Dataset rows describing interfaces:

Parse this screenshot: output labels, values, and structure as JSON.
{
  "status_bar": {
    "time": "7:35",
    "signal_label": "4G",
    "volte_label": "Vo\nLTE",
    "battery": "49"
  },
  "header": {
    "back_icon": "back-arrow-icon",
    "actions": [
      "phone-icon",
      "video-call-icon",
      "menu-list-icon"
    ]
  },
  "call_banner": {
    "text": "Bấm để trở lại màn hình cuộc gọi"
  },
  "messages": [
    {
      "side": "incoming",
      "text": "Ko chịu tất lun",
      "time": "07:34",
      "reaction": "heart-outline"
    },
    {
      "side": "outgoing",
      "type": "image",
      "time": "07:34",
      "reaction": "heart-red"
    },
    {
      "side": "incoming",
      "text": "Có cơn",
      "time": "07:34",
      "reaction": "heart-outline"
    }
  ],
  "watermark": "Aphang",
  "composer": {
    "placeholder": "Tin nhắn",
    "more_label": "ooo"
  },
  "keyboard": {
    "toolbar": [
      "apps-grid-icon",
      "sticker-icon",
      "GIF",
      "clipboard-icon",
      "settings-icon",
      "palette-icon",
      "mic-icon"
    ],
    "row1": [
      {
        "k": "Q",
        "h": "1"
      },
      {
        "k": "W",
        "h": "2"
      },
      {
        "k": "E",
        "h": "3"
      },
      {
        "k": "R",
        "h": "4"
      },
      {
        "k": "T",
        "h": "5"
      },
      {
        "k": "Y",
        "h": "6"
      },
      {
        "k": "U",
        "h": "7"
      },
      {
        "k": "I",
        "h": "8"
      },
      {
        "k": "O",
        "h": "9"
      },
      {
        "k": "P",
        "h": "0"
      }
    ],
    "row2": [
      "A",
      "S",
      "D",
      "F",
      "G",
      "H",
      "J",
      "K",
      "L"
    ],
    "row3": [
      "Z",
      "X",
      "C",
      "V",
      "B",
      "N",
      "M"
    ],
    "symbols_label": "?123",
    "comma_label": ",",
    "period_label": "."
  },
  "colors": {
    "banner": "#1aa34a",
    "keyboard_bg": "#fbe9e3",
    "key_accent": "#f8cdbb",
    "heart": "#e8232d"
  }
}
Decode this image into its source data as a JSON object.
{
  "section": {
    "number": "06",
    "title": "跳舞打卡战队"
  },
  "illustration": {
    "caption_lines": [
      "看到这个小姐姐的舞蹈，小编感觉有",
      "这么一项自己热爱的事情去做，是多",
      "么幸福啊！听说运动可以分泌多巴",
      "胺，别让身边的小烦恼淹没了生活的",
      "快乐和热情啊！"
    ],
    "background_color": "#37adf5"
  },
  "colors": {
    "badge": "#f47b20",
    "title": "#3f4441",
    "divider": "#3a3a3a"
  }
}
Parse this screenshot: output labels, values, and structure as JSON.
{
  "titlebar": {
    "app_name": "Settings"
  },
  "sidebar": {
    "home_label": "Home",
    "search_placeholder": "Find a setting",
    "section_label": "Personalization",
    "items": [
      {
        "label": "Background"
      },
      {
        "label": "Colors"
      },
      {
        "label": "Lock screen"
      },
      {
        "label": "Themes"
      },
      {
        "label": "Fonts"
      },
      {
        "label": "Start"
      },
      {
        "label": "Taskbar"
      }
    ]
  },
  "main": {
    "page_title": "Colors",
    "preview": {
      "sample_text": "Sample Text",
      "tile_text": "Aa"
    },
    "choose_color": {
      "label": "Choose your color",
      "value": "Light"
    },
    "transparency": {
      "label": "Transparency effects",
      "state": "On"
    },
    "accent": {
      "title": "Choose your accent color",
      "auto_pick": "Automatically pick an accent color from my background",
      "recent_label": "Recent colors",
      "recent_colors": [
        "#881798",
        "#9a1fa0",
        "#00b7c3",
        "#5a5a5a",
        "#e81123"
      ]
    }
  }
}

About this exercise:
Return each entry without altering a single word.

Answer to this task:
Parse this screenshot: output labels, values, and structure as JSON.
{
  "status_bar": {
    "time": "7:35",
    "signal_label": "4G",
    "volte_label": "Vo\nLTE",
    "battery": "49"
  },
  "header": {
    "back_icon": "back-arrow-icon",
    "actions": [
      "phone-icon",
      "video-call-icon",
      "menu-list-icon"
    ]
  },
  "call_banner": {
    "text": "Bấm để trở lại màn hình cuộc gọi"
  },
  "messages": [
    {
      "side": "incoming",
      "text": "Ko chịu tất lun",
      "time": "07:34",
      "reaction": "heart-outline"
    },
    {
      "side": "outgoing",
      "type": "image",
      "time": "07:34",
      "reaction": "heart-red"
    },
    {
      "side": "incoming",
      "text": "Có cơn",
      "time": "07:34",
      "reaction": "heart-outline"
    }
  ],
  "watermark": "Aphang",
  "composer": {
    "placeholder": "Tin nhắn",
    "more_label": "ooo"
  },
  "keyboard": {
    "toolbar": [
      "apps-grid-icon",
      "sticker-icon",
      "GIF",
      "clipboard-icon",
      "settings-icon",
      "palette-icon",
      "mic-icon"
    ],
    "row1": [
      {
        "k": "Q",
        "h": "1"
      },
      {
        "k": "W",
        "h": "2"
      },
      {
        "k": "E",
        "h": "3"
      },
      {
        "k": "R",
        "h": "4"
      },
      {
        "k": "T",
        "h": "5"
      },
      {
        "k": "Y",
        "h": "6"
      },
      {
        "k": "U",
        "h": "7"
      },
      {
        "k": "I",
        "h": "8"
      },
      {
        "k": "O",
        "h": "9"
      },
      {
        "k": "P",
        "h": "0"
      }
    ],
    "row2": [
      "A",
      "S",
      "D",
      "F",
      "G",
      "H",
      "J",
      "K",
      "L"
    ],
    "row3": [
      "Z",
      "X",
      "C",
      "V",
      "B",
      "N",
      "M"
    ],
    "symbols_label": "?123",
    "comma_label": ",",
    "period_label": "."
  },
  "colors": {
    "banner": "#1aa34a",
    "keyboard_bg": "#fbe9e3",
    "key_accent": "#f8cdbb",
    "heart": "#e8232d"
  }
}
Decode this image into its source data as a JSON object.
{
  "section": {
    "number": "06",
    "title": "跳舞打卡战队"
  },
  "illustration": {
    "caption_lines": [
      "看到这个小姐姐的舞蹈，小编感觉有",
      "这么一项自己热爱的事情去做，是多",
      "么幸福啊！听说运动可以分泌多巴",
      "胺，别让身边的小烦恼淹没了生活的",
      "快乐和热情啊！"
    ],
    "background_color": "#37adf5"
  },
  "colors": {
    "badge": "#f47b20",
    "title": "#3f4441",
    "divider": "#3a3a3a"
  }
}
Parse this screenshot: output labels, values, and structure as JSON.
{
  "titlebar": {
    "app_name": "Settings"
  },
  "sidebar": {
    "home_label": "Home",
    "search_placeholder": "Find a setting",
    "section_label": "Personalization",
    "items": [
      {
        "label": "Background"
      },
      {
        "label": "Colors"
      },
      {
        "label": "Lock screen"
      },
      {
        "label": "Themes"
      },
      {
        "label": "Fonts"
      },
      {
        "label": "Start"
      },
      {
        "label": "Taskbar"
      }
    ]
  },
  "main": {
    "page_title": "Colors",
    "preview": {
      "sample_text": "Sample Text",
      "tile_text": "Aa"
    },
    "choose_color": {
      "label": "Choose your color",
      "value": "Light"
    },
    "transparency": {
      "label": "Transparency effects",
      "state": "On"
    },
    "accent": {
      "title": "Choose your accent color",
      "auto_pick": "Automatically pick an accent color from my background",
      "recent_label": "Recent colors",
      "recent_colors": [
        "#881798",
        "#9a1fa0",
        "#00b7c3",
        "#5a5a5a",
        "#e81123"
      ]
    }
  }
}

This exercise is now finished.